“The combination of laughter and exercise may influence older adults to begin exercising and to stick with the program,” said Celeste Greene, lead author of the study and a master’s degree graduate from Georgia State’s Gerontology Institute. “We want to help older adults have a positive experience with exercise, so we developed a physical activity program that specifically targets exercise enjoyment through laughter. Laughter is an enjoyable activity and it carries with it so many health benefits, so we incorporated intentional laughter into this program to put the fun in fitness for older adults.”
Simulated laughter may be an ideal way for older adults with functional or cognitive impairment to achieve the health benefits of laughter, which include improved physiological and psychological functioning. Participants simply choose to laugh and initiate laughter as bodily exercise. There is no need to rely on cognitive skills to “get the joke” because there is no joke. Further research is needed to better understand the underlying mechanisms of laughter, the effect of different levels of exposure to laughter and its associated health benefits.
This research is one of few studies to evaluate the potential of simulated laughter in improving health outcomes among older adults, and it’s the first evaluation of a dedicated physical activity program that incorporated simulated laughter, said Dr. Jennifer Craft Morgan, second author of the study and Greene’s thesis adviser.

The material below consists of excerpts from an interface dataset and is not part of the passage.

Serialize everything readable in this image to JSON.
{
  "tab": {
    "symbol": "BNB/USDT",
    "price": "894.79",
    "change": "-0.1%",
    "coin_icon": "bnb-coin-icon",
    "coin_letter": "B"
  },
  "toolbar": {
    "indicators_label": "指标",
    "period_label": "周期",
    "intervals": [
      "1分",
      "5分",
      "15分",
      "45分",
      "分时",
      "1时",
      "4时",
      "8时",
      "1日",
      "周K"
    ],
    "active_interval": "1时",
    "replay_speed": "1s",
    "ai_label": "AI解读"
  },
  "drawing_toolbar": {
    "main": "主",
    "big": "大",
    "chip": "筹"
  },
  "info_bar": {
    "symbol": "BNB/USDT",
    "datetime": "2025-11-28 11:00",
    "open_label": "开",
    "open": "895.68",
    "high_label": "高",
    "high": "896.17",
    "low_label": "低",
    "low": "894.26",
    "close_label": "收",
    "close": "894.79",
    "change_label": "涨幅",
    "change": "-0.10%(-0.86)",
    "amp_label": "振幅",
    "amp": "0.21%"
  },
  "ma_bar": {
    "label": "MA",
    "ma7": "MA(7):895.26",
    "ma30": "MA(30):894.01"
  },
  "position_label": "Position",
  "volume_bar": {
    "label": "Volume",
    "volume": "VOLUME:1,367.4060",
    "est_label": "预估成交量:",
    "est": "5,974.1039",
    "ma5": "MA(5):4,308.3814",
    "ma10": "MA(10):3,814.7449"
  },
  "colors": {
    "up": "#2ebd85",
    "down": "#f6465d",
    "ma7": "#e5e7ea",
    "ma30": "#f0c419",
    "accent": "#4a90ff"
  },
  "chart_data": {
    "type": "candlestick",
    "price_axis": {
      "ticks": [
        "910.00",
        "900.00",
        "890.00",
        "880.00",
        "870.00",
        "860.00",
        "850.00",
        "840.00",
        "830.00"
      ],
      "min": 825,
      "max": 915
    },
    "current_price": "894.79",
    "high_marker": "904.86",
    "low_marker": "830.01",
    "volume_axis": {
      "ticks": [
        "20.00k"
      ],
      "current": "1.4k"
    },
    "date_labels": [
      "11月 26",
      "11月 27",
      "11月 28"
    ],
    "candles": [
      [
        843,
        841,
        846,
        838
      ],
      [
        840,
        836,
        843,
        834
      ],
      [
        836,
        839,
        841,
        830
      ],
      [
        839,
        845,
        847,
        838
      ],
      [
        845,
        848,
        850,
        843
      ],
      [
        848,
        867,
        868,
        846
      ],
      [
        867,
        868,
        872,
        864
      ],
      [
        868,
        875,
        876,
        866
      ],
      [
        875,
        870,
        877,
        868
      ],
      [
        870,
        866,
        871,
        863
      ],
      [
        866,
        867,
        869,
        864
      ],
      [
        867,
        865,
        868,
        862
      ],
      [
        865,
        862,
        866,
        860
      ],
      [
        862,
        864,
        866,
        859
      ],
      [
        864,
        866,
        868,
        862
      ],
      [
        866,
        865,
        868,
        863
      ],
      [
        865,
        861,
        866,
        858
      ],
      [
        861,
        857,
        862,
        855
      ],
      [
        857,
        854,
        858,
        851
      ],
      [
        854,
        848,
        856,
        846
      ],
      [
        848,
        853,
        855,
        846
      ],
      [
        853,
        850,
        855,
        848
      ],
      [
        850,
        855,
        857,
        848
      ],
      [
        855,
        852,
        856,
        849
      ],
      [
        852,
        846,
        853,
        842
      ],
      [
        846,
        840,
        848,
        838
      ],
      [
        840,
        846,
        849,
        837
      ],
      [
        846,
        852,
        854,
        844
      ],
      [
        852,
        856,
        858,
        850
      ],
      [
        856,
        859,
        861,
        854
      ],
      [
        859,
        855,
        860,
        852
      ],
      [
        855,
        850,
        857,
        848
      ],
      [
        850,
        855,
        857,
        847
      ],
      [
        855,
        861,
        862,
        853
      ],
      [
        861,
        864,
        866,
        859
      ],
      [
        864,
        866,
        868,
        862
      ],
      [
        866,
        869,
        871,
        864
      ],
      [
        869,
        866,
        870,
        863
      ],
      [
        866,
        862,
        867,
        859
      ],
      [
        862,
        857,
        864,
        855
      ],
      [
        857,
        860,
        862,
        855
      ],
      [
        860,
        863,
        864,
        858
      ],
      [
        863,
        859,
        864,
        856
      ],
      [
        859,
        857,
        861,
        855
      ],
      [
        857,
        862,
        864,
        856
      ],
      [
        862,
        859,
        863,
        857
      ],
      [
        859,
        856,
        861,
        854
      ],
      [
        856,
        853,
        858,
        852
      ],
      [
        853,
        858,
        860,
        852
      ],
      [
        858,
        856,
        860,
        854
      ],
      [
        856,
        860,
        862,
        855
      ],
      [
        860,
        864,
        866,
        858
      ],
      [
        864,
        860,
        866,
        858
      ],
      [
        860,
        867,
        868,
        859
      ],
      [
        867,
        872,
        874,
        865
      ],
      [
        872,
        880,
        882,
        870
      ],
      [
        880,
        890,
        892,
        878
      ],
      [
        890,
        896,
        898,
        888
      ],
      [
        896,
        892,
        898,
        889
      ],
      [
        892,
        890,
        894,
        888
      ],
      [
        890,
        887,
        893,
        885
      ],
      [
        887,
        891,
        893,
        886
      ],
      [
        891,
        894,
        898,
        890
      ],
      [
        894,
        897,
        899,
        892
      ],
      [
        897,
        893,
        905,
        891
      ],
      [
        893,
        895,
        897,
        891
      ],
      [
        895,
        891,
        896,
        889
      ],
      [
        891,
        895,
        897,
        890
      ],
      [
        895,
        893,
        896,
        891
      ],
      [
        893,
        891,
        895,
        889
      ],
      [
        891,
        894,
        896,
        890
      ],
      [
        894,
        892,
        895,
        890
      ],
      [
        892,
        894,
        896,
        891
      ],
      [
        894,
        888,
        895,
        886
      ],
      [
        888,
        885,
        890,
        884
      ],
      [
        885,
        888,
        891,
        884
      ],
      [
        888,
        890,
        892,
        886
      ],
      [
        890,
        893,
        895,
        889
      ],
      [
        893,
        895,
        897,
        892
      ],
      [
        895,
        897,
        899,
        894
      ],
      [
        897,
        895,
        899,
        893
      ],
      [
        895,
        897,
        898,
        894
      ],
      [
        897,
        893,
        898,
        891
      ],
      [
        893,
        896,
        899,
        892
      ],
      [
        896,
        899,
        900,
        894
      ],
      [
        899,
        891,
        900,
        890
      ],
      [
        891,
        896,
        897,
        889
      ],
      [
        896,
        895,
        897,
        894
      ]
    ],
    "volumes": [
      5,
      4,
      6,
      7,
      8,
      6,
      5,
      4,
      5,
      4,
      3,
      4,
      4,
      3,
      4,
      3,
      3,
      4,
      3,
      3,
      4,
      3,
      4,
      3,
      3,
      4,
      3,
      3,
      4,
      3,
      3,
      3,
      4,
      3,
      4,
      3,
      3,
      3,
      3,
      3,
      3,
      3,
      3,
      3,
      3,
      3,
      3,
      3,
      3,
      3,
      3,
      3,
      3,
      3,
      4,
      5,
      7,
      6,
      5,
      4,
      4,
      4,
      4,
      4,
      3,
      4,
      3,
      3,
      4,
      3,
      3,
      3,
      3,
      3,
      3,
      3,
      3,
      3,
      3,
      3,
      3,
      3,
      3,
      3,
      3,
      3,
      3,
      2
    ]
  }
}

Co-authors of the study include Dr. Chivon Mingo of the Gerontology Institute at Georgia State and Dr. LaVona Traywick of the Cooperative Extension Service at the University of Arkansas.
Read the study at https://gerontologist.oxfordjournals.org/content/early/2016/08/03/geront.gnw105.full?sid=3b88def6-8841-49f3-a4e2-faec3c48392e.
To learn more about the LaughActive program, visit www.laughactive.com.
Georgia State Featured Researcher
Jennifer Craft Morgan
Morgan’s research focuses on jobs and careers, attempting to understand how policy, population, workplace and individual level factors shape how work is experienced and how work is organized. Morgan uses a life course perspective paying particular attention to issues of social stratification related to aging and gender. Her work ties research, education and service together by focusing on the translation of lessons learned.